Task requirements:
The records follow. Filter them to the lines that hold "this".

Record set:
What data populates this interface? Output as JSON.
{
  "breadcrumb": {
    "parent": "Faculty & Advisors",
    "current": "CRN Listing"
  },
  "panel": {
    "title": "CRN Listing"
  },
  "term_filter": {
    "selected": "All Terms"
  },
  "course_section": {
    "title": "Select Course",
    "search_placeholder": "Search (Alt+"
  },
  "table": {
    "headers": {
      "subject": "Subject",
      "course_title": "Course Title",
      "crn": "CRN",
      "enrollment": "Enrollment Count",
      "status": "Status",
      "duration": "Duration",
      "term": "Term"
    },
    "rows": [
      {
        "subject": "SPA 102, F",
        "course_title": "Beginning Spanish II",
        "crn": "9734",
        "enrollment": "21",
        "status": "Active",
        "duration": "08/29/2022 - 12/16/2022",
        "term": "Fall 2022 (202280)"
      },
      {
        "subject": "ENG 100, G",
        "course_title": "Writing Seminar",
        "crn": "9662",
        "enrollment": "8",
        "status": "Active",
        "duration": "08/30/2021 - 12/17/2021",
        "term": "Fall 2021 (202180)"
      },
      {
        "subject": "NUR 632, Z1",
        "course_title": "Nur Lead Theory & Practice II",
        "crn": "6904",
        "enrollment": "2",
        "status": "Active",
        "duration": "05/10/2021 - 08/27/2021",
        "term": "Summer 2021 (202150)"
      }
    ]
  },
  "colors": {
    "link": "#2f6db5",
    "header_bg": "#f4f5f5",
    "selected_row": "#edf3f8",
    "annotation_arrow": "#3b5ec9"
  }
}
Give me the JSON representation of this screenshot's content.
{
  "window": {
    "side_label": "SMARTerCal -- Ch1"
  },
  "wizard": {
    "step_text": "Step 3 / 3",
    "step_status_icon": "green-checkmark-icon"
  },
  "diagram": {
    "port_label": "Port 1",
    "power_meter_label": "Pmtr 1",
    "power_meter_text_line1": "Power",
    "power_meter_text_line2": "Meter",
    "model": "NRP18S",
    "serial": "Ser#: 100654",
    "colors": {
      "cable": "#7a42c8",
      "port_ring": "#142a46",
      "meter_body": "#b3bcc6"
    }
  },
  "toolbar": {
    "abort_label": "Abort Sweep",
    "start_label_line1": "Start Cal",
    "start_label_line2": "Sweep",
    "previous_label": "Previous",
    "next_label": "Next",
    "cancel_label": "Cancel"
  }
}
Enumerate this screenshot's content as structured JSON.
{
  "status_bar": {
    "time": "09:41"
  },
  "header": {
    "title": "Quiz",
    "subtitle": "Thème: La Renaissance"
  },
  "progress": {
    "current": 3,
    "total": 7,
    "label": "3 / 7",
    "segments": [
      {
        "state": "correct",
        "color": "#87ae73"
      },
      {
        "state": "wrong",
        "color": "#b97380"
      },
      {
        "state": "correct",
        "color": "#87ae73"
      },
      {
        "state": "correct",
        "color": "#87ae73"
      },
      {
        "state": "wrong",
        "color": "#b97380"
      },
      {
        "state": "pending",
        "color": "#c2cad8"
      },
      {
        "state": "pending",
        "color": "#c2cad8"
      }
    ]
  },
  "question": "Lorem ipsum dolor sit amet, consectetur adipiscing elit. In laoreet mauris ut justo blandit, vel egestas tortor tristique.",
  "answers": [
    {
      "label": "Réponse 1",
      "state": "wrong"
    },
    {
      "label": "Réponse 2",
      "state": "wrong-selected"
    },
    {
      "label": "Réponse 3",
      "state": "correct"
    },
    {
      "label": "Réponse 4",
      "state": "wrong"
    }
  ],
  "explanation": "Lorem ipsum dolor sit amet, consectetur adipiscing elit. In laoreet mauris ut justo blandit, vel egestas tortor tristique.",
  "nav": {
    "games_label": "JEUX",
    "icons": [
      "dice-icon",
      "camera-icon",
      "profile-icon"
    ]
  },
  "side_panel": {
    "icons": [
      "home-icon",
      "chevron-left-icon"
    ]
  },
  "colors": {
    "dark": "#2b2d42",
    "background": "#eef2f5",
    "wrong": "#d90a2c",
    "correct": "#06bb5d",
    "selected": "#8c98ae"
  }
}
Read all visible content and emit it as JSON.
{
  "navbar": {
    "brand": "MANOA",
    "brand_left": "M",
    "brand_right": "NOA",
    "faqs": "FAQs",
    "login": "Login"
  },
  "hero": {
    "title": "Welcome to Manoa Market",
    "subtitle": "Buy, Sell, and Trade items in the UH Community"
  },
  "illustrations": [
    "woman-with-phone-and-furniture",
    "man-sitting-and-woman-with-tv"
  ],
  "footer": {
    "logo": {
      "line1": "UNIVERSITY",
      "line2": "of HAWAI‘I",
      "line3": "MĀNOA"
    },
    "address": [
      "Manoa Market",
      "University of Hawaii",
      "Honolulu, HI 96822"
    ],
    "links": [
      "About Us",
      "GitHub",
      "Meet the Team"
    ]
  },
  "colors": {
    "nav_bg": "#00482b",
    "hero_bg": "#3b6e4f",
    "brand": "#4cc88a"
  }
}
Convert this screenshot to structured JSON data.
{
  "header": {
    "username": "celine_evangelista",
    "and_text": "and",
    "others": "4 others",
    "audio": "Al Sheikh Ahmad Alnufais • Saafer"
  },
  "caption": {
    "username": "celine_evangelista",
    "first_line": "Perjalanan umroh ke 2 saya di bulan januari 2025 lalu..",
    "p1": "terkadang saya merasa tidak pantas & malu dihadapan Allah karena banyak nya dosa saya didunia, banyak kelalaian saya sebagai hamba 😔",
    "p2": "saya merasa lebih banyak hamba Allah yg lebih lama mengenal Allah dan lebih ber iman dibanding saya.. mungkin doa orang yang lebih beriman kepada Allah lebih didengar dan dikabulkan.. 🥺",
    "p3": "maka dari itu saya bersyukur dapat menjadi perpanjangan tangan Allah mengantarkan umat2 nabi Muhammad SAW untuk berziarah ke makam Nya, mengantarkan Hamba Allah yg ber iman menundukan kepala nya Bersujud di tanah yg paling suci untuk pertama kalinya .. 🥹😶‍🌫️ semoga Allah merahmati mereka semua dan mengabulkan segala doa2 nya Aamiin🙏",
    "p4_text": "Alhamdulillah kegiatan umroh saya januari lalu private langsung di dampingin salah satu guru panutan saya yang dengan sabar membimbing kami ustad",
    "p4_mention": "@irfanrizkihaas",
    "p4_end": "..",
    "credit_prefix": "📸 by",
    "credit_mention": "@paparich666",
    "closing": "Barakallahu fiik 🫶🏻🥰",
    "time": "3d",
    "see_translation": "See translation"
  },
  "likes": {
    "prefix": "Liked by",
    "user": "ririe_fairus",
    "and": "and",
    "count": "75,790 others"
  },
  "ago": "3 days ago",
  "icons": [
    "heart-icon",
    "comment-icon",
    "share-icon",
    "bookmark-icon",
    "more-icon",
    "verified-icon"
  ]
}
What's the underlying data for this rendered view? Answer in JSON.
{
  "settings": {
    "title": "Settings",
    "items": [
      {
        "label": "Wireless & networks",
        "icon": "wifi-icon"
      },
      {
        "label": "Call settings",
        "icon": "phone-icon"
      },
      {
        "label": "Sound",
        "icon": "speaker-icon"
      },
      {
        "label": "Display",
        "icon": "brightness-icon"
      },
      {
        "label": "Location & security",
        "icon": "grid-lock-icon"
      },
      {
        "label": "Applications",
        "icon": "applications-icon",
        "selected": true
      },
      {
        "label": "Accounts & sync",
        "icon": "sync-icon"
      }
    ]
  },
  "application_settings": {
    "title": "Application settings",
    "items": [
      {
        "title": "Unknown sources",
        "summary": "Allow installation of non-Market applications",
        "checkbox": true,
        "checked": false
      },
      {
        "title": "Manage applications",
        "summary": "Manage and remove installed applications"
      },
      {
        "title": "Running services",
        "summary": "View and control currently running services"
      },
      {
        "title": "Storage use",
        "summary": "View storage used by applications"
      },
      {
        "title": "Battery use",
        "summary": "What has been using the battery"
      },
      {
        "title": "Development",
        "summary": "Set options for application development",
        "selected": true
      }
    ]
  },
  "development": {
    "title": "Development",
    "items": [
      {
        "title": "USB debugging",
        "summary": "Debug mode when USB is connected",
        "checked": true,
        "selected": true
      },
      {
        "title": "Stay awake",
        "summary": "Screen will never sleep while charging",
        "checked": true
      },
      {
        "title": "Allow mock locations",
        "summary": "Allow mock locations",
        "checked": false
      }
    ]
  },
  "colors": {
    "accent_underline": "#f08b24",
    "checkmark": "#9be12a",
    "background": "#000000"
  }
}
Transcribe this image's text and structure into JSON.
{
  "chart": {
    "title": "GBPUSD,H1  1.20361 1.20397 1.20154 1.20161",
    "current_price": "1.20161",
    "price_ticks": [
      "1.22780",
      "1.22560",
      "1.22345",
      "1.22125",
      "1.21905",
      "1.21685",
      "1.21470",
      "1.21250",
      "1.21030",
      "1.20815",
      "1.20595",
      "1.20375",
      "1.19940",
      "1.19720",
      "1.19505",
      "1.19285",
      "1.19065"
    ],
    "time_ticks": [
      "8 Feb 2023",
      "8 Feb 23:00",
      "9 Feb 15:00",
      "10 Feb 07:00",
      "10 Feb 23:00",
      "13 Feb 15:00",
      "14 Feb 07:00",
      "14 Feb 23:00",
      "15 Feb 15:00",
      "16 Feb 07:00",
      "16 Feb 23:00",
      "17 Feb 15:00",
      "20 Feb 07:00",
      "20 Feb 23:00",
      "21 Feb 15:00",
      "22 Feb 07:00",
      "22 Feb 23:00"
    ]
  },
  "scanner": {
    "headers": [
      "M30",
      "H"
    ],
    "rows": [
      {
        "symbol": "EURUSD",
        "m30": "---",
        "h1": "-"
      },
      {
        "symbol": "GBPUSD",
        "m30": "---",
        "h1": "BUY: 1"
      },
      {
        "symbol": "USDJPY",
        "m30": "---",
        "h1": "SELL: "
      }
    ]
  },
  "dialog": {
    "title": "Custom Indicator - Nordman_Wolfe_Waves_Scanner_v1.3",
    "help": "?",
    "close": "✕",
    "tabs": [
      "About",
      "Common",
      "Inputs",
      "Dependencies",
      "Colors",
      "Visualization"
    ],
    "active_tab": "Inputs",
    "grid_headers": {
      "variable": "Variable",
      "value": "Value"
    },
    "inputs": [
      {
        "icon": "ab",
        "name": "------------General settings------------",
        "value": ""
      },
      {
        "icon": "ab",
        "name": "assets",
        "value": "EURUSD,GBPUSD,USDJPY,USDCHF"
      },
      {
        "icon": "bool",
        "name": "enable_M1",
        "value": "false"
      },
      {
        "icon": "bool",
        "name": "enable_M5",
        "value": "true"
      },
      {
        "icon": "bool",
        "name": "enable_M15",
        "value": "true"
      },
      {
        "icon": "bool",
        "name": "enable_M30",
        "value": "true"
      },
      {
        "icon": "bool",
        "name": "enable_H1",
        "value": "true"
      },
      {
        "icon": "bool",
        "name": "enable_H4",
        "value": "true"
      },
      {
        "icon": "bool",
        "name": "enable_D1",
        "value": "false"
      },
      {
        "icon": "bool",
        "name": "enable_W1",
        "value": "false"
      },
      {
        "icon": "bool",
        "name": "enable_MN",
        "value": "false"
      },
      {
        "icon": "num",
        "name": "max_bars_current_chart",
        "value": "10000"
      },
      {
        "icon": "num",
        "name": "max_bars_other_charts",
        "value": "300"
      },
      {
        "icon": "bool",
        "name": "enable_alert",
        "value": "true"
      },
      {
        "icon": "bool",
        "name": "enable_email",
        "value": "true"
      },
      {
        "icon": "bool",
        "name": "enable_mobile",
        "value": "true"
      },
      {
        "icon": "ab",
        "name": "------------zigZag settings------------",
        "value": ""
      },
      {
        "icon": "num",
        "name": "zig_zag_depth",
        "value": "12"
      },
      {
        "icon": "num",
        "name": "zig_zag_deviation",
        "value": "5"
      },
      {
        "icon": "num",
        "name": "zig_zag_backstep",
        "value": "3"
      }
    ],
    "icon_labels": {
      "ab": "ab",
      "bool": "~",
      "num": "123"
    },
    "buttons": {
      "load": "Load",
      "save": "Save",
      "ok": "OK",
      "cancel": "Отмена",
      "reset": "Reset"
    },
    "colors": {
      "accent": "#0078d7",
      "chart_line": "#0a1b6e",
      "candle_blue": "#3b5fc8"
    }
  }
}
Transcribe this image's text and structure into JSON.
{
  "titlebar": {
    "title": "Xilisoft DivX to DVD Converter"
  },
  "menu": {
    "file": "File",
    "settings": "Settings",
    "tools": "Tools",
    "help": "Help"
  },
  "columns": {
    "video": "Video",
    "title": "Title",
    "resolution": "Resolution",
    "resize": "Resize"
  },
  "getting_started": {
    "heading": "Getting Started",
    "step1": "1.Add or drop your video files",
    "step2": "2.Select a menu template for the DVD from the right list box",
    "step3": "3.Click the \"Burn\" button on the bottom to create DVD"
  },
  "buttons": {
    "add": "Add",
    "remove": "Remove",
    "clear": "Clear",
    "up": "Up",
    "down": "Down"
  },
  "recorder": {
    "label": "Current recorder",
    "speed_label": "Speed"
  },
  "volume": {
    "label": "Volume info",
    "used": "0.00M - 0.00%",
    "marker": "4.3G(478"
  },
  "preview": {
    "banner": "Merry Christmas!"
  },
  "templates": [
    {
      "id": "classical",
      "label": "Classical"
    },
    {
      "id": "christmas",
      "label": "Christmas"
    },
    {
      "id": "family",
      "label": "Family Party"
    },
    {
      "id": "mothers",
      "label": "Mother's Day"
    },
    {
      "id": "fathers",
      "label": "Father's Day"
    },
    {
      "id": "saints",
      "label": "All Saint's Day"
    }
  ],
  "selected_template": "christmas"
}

Task output:
What data populates this interface? Output as JSON.
Give me the JSON representation of this screenshot's content.
Enumerate this screenshot's content as structured JSON.
Convert this screenshot to structured JSON data.
What's the underlying data for this rendered view? Answer in JSON.
Transcribe this image's text and structure into JSON.
Transcribe this image's text and structure into JSON.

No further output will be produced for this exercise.